### Task to carry out
Report each line from the entries in which "this" can be found.

### Given entries

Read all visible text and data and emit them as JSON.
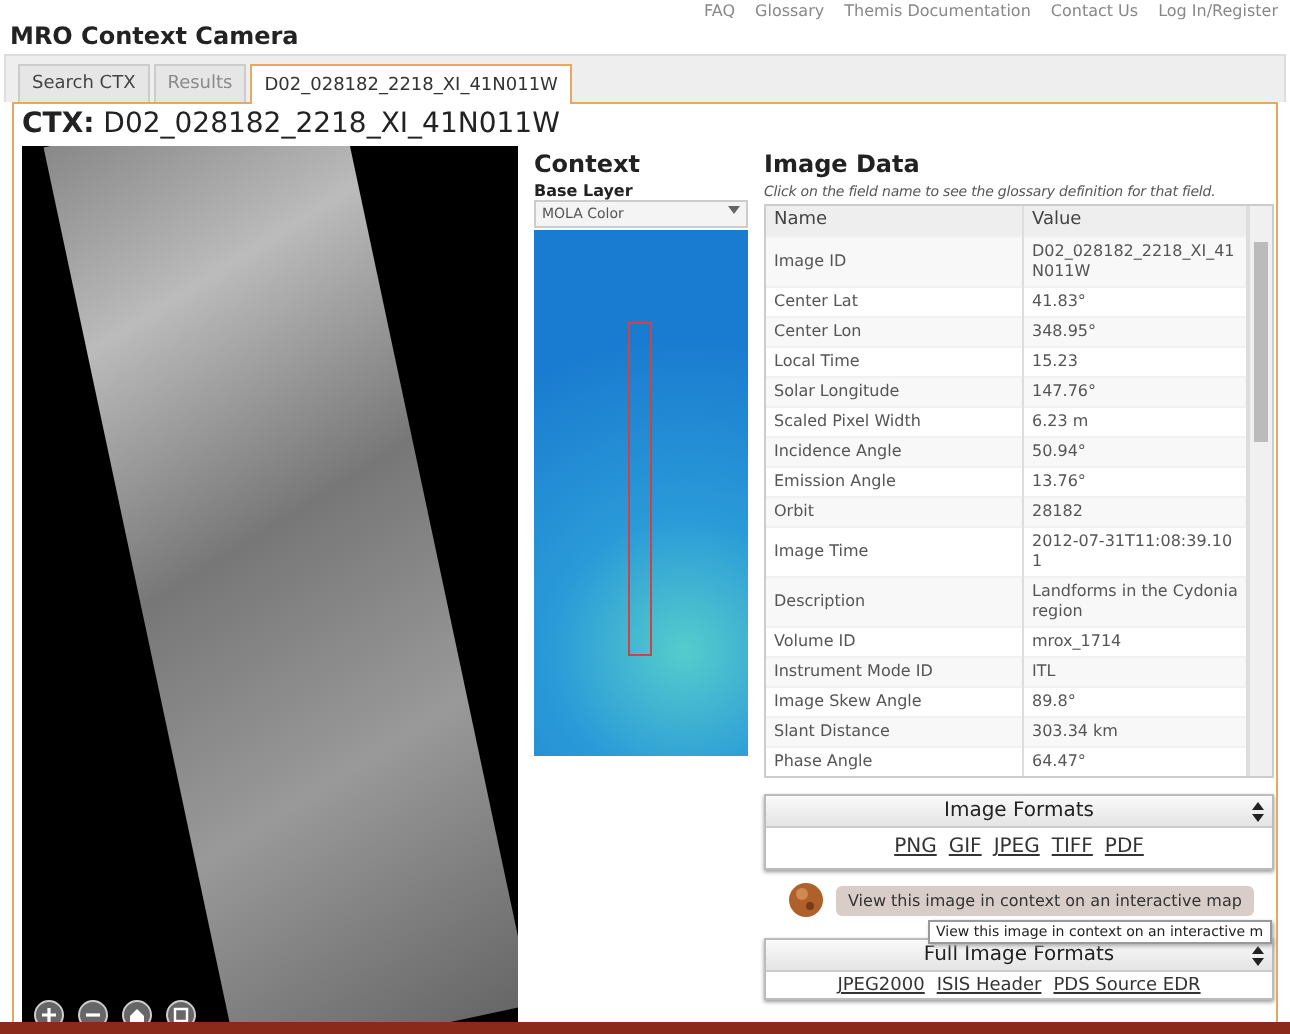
{
  "header": {
    "title": "MRO Context Camera",
    "nav_links": [
      "FAQ",
      "Glossary",
      "Themis Documentation",
      "Contact Us",
      "Log In/Register"
    ]
  },
  "tabs": [
    {
      "label": "Search CTX",
      "selected": false,
      "disabled": false
    },
    {
      "label": "Results",
      "selected": false,
      "disabled": true
    },
    {
      "label": "D02_028182_2218_XI_41N011W",
      "selected": true,
      "disabled": false
    }
  ],
  "product": {
    "prefix": "CTX:",
    "id": "D02_028182_2218_XI_41N011W"
  },
  "context": {
    "title": "Context",
    "base_layer_label": "Base Layer",
    "base_layer": "MOLA Color"
  },
  "image_data": {
    "title": "Image Data",
    "hint": "Click on the field name to see the glossary definition for that field.",
    "columns": [
      "Name",
      "Value"
    ],
    "rows": [
      {
        "name": "Image ID",
        "value": "D02_028182_2218_XI_41N011W"
      },
      {
        "name": "Center Lat",
        "value": "41.83°"
      },
      {
        "name": "Center Lon",
        "value": "348.95°"
      },
      {
        "name": "Local Time",
        "value": "15.23"
      },
      {
        "name": "Solar Longitude",
        "value": "147.76°"
      },
      {
        "name": "Scaled Pixel Width",
        "value": "6.23 m"
      },
      {
        "name": "Incidence Angle",
        "value": "50.94°"
      },
      {
        "name": "Emission Angle",
        "value": "13.76°"
      },
      {
        "name": "Orbit",
        "value": "28182"
      },
      {
        "name": "Image Time",
        "value": "2012-07-31T11:08:39.101"
      },
      {
        "name": "Description",
        "value": "Landforms in the Cydonia region"
      },
      {
        "name": "Volume ID",
        "value": "mrox_1714"
      },
      {
        "name": "Instrument Mode ID",
        "value": "ITL"
      },
      {
        "name": "Image Skew Angle",
        "value": "89.8°"
      },
      {
        "name": "Slant Distance",
        "value": "303.34 km"
      },
      {
        "name": "Phase Angle",
        "value": "64.47°"
      }
    ]
  },
  "image_formats": {
    "title": "Image Formats",
    "links": [
      "PNG",
      "GIF",
      "JPEG",
      "TIFF",
      "PDF"
    ]
  },
  "map_button": {
    "label": "View this image in context on an interactive map",
    "tooltip": "View this image in context on an interactive m"
  },
  "full_image_formats": {
    "title": "Full Image Formats",
    "links": [
      "JPEG2000",
      "ISIS Header",
      "PDS Source EDR"
    ]
  }
}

### Task answer
    "label": "View this image in context on an interactive map",
    "tooltip": "View this image in context on an interactive m"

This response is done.